Gooden pitched six strong innings, giving up six hits and one run as the Indians held off the Minnesota Twins 3-2 Thursday night. In just his third start of the season, Gooden (1-2) won in the majors for the first time while not wearing a New York uniform.
The right-hander, who struck out three and walked one, was Rookie of the Year with the Mets in 1984. He became the youngest player to win the Cy Young Award the following season, but missed a month of the 1987 season in drug rehabilitation.
After another drug suspension in 1994, he was released by the Mets. The Yankees gave him another chance before the 1996 season, but failed to exercise their option on his contract for this year.
Cleveland then signed him to a two-year deal. Gooden showed Thursday he is making significant progress in recovering from biceps tendinitis in his pitching arm that kept him out nearly two months.
"I have to work on getting stronger," Gooden said after his longest outing of the season. "I'm looking at being stronger at the end of the year."
In his first two outings, both against the Toronto Blue Jays, Gooden gave up a combined six runs in 8 2-3 innings while taking the loss in both games. The Indians managed just two runs of support for both games.
"He threw more strikes than he has in his last two outings," Twins outfielder Matt Lawton said. "It was more typical Dwight Gooden."
Minnesota's Brad Radke, who won his four previous starts, also pitched well, until Jim Thome's three-run homer in the fourth inning gave Cleveland a 3-1 lead.
After Radke (7-4) gave up singles to Omar Vizquel and David Justice to start the inning, Thome followed by hitting a 3-0 pitch into the seats in left.
"He's the type of pitcher that's always around the plate," Thome said. "I was fortunate to get a 3-0 count and I was looking to hit the ball away."
The only mistake Gooden made was to Marty Cordova in the second inning. Cordova led off with a solo shot, his third homer of the season.
"(Gooden) will be a big part of our future," Thome said. "It seems like every outing he gets better and better. When he needs to make a big pitch he does."
Radke, who gave up seven hits and three runs in 7 1-3 innings, knew he was in for a duel with Gooden.

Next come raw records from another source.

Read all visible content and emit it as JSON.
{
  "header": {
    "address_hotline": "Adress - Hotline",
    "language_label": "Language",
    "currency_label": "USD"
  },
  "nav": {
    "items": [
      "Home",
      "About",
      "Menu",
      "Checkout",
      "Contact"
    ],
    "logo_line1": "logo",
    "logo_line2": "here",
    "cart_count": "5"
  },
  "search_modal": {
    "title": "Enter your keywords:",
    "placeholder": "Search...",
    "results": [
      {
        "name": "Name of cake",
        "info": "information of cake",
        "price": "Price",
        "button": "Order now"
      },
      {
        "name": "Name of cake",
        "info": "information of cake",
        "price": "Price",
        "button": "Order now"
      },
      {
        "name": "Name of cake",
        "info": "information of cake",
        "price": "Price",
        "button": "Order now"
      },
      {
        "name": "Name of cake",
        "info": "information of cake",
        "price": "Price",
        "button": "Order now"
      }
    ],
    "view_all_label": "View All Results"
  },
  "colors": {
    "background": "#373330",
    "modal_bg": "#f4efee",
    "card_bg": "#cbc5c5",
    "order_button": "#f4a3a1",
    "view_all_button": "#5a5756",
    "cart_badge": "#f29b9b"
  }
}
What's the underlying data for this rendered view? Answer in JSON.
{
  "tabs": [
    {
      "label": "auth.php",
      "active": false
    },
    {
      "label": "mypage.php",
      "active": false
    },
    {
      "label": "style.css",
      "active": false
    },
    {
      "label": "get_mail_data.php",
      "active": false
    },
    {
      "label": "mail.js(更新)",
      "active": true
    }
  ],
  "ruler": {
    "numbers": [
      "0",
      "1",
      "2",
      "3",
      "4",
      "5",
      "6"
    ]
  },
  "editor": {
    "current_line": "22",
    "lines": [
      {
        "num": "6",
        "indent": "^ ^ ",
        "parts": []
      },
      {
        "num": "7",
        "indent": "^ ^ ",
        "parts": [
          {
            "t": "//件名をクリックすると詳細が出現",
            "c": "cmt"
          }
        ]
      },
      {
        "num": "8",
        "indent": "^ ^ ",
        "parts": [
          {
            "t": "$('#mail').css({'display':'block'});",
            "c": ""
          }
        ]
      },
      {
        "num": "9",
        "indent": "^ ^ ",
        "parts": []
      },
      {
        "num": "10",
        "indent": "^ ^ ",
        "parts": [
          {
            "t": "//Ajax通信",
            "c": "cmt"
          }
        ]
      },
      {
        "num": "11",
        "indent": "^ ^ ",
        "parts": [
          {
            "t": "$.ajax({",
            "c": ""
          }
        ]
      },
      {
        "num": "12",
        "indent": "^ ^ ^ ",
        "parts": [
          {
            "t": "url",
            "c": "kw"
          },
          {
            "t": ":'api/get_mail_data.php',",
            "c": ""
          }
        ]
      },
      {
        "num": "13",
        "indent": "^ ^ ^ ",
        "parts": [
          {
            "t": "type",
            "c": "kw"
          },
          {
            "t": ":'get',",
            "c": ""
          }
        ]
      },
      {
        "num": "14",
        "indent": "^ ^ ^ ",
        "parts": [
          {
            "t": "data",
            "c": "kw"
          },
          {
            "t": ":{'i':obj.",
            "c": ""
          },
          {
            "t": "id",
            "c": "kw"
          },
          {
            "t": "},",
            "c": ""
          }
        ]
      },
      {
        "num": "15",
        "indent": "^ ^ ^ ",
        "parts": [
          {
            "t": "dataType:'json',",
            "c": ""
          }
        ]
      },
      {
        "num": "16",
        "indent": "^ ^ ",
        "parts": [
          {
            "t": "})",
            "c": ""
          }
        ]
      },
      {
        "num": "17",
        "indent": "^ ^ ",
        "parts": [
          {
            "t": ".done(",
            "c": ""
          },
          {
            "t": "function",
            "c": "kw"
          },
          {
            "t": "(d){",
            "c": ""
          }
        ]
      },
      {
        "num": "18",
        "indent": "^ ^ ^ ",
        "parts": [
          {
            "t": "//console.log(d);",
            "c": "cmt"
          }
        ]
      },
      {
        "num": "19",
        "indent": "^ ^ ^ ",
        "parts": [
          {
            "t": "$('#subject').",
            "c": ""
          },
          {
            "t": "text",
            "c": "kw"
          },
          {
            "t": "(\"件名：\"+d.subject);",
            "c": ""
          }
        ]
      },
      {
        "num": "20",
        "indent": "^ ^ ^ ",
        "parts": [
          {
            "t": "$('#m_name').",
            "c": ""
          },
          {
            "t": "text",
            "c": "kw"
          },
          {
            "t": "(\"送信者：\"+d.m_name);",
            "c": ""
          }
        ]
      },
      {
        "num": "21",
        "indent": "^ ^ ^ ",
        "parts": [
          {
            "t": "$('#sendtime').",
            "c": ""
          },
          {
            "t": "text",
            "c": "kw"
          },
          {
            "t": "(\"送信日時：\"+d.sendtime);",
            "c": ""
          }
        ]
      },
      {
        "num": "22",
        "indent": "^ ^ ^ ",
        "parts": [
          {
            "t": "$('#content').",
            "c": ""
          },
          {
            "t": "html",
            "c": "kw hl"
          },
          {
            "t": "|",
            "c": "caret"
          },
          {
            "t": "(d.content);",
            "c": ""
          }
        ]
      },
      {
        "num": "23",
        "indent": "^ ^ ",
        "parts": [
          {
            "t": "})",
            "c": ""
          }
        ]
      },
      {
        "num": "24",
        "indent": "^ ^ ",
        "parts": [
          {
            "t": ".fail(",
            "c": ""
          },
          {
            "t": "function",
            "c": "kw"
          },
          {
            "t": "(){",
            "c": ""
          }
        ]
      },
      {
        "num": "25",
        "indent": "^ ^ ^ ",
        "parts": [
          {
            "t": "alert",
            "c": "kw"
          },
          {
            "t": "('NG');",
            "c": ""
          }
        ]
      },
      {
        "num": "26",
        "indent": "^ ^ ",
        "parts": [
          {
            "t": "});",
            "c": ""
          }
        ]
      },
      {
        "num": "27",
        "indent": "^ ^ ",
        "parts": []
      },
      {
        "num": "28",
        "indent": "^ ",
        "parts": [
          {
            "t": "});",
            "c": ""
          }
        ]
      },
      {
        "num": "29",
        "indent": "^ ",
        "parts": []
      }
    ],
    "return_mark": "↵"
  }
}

"He's been a great pitcher for a long time," Radke said. "He kept the ball down and pitched a great game for them."
Otis Nixon hit a solo home run off Paul Assenmacher to lead off the eighth inning, cutting the lead to 3-2. Mike Jackson pitched the ninth for his 13th save in 16 opportunities.